John Alexander Lockheed Martin
It doesn't start with headlines, but that's when it suddenly got interesting. One morning I awoke to headline news that plans for a US presidential helicopter had been leaked to an Iranian IP address via peer-to-peer (P2P) software from an unnamed defence contractor's computer. A few minutes of panicked reading and some level-headed critical thinking helped me to conclude that this news was not about my company nor one of our contracts. Others, however, were not as quick to reach such a conclusion; and thus started a project to review our policies, processes, and controls around P2P software.

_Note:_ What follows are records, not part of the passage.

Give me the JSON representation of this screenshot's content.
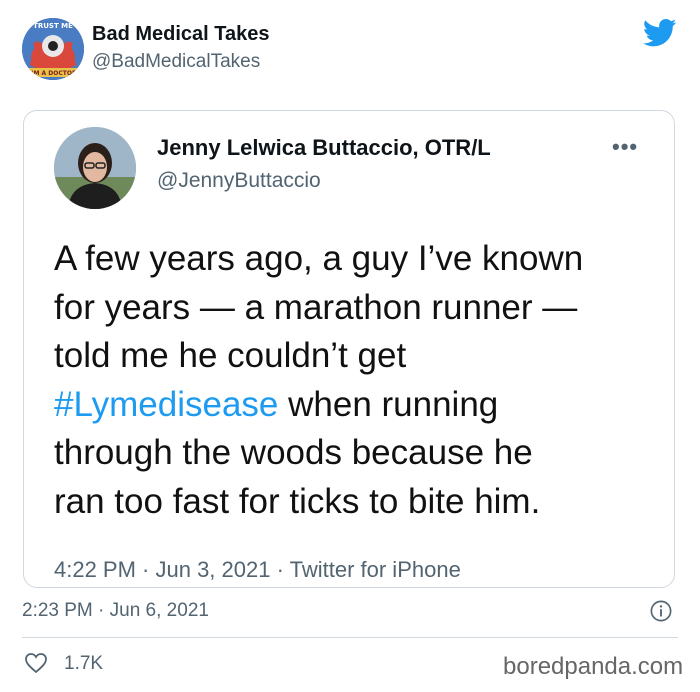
{
  "tweet": {
    "author_name": "Bad Medical Takes",
    "author_handle": "@BadMedicalTakes",
    "avatar_text_top": "TRUST ME",
    "avatar_text_bottom": "I'M A DOCTOR",
    "timestamp": "2:23 PM · Jun 6, 2021",
    "likes": "1.7K"
  },
  "quoted": {
    "author_name": "Jenny Lelwica Buttaccio, OTR/L",
    "author_handle": "@JennyButtaccio",
    "lines": {
      "l1": "A few years ago, a guy I’ve known",
      "l2": "for years — a marathon runner —",
      "l3": "told me he couldn’t get",
      "l4_hashtag": "#Lymedisease",
      "l4_rest": " when running",
      "l5": "through the woods because he",
      "l6": "ran too fast for ticks to bite him."
    },
    "meta": "4:22 PM · Jun 3, 2021 · Twitter for iPhone"
  },
  "watermark": "boredpanda.com",
  "colors": {
    "accent": "#1d9bf0",
    "muted": "#536471"
  },
  "icons": [
    "twitter-bird-icon",
    "more-icon",
    "info-icon",
    "heart-icon"
  ]
}
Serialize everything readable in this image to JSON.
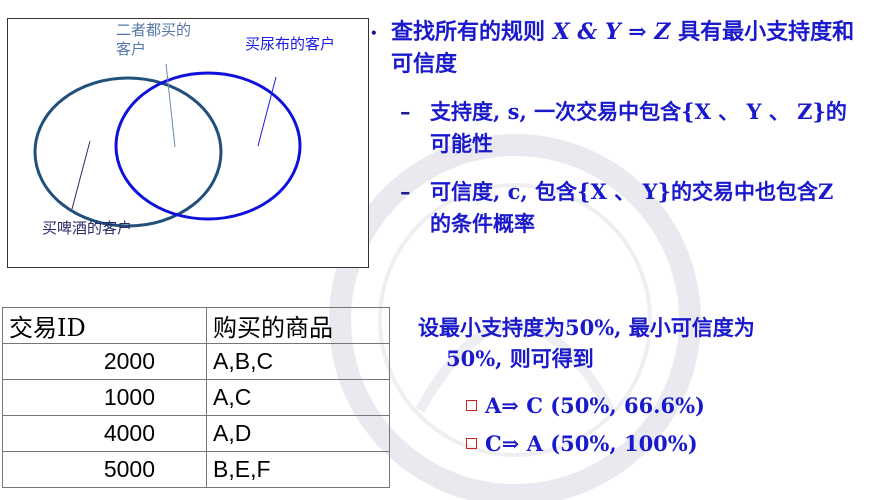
{
  "venn": {
    "label_both": "二者都买的客户",
    "label_diaper": "买尿布的客户",
    "label_beer": "买啤酒的客户",
    "colors": {
      "beer_circle": "#1f4f7a",
      "diaper_circle": "#1010dd"
    }
  },
  "rules": {
    "bullet": "•",
    "main_prefix": "查找所有的规则",
    "main_formula": "X & Y ⇒ Z",
    "main_suffix": "具有最小支持度和可信度",
    "support_dash": "–",
    "support_text": "支持度, s, 一次交易中包含{X 、 Y 、 Z}的可能性",
    "confidence_dash": "–",
    "confidence_text": "可信度, c, 包含{X 、 Y}的交易中也包含Z的条件概率"
  },
  "table": {
    "headers": [
      "交易ID",
      "购买的商品"
    ],
    "rows": [
      {
        "id": "2000",
        "items": "A,B,C"
      },
      {
        "id": "1000",
        "items": "A,C"
      },
      {
        "id": "4000",
        "items": "A,D"
      },
      {
        "id": "5000",
        "items": "B,E,F"
      }
    ]
  },
  "result": {
    "line1": "设最小支持度为50%, 最小可信度为",
    "line2": "50%, 则可得到",
    "rule1": "A⇒  C  (50%, 66.6%)",
    "rule2": "C⇒  A  (50%, 100%)"
  }
}
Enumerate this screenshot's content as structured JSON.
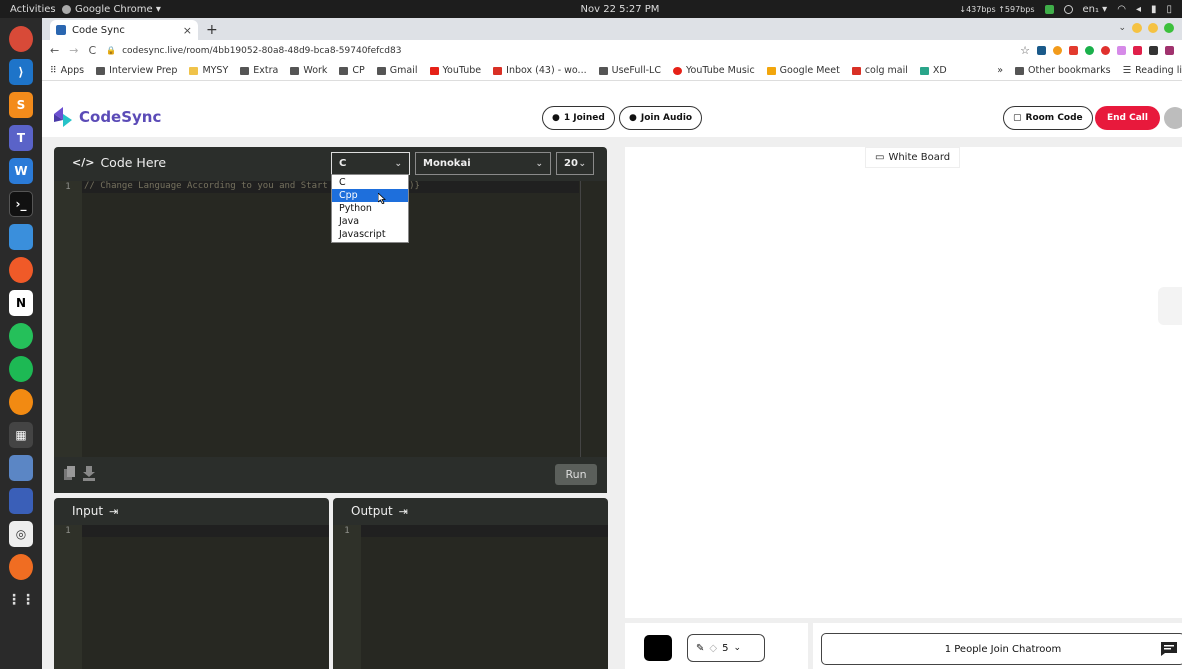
{
  "os": {
    "activities": "Activities",
    "app_name": "Google Chrome ▾",
    "clock": "Nov 22  5:27 PM",
    "net_speed": "↓437bps ↑597bps",
    "lang": "en₁ ▾"
  },
  "browser": {
    "tab_title": "Code Sync",
    "tab_close": "×",
    "new_tab": "+",
    "url": "codesync.live/room/4bb19052-80a8-48d9-bca8-59740fefcd83",
    "bookmarks": [
      "Apps",
      "Interview Prep",
      "MYSY",
      "Extra",
      "Work",
      "CP",
      "Gmail",
      "YouTube",
      "Inbox (43) - wo...",
      "UseFull-LC",
      "YouTube Music",
      "Google Meet",
      "colg mail",
      "XD"
    ],
    "bookmarks_more": "»",
    "other_bookmarks": "Other bookmarks",
    "reading_list": "Reading li"
  },
  "app": {
    "logo": "CodeSync",
    "joined_label": "1 Joined",
    "join_audio_label": "Join Audio",
    "room_code_label": "Room Code",
    "end_call_label": "End Call"
  },
  "editor": {
    "title": "Code Here",
    "language_selected": "C",
    "theme_selected": "Monokai",
    "font_size": "20",
    "language_options": [
      "C",
      "Cpp",
      "Python",
      "Java",
      "Javascript"
    ],
    "highlighted_option": "Cpp",
    "line_number": "1",
    "code_line": "// Change Language According to you and Start Writing code :)}",
    "run_label": "Run"
  },
  "input_panel": {
    "title": "Input",
    "line_number": "1"
  },
  "output_panel": {
    "title": "Output",
    "line_number": "1"
  },
  "whiteboard": {
    "label": "White Board",
    "brush_size": "5",
    "chat_text": "1 People Join Chatroom"
  },
  "colors": {
    "brand": "#5b4bb7",
    "end_call": "#e8193c",
    "editor_bg": "#272822",
    "dropdown_highlight": "#1e6fdc"
  }
}
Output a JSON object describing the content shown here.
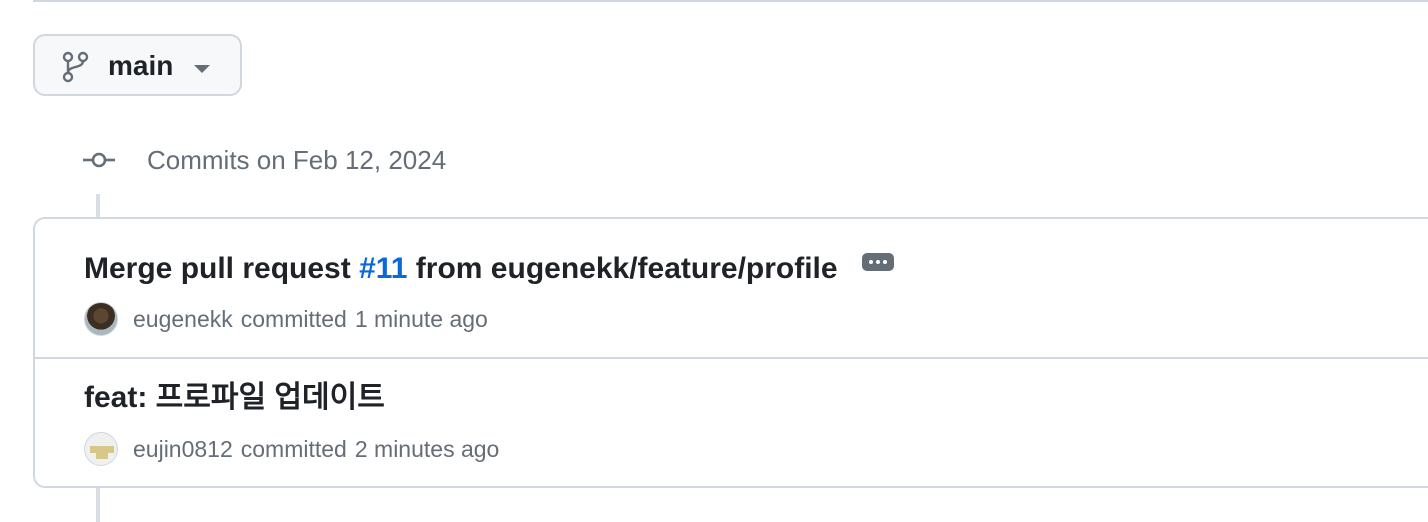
{
  "branch": {
    "name": "main"
  },
  "group": {
    "heading": "Commits on Feb 12, 2024"
  },
  "commits": [
    {
      "title_prefix": "Merge pull request ",
      "pr_link": "#11",
      "title_suffix": " from eugenekk/feature/profile",
      "author": "eugenekk",
      "verb": "committed",
      "time": "1 minute ago",
      "avatar": "dog-photo"
    },
    {
      "title": "feat: 프로파일 업데이트",
      "author": "eujin0812",
      "verb": "committed",
      "time": "2 minutes ago",
      "avatar": "identicon"
    }
  ],
  "icons": {
    "branch": "git-branch-icon",
    "caret": "triangle-down-icon",
    "commit": "git-commit-icon",
    "ellipsis": "ellipsis-icon"
  },
  "colors": {
    "link": "#0969da",
    "muted": "#656d76",
    "border": "#d0d7de"
  }
}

It starts off simple enough: find and kill all instances of X within the company, if any. Well, X and Y. Make that X and Y and Z. Oh, just kill all P2P. Very quickly it expands and becomes a rabbit hole of questions. How do we define peer-to-peer (P2P) software? How do we build programmatic controls around it? How do we educate users to the risks? How do we track our progress? What counts as use? Just like defence in depth, how can we discover in depth and/or recycle data to find things that we may have otherwise missed? How can we shape our response process to meet human needs? This paper will describe some of the challenges and creative solutions we have found to these questions and more.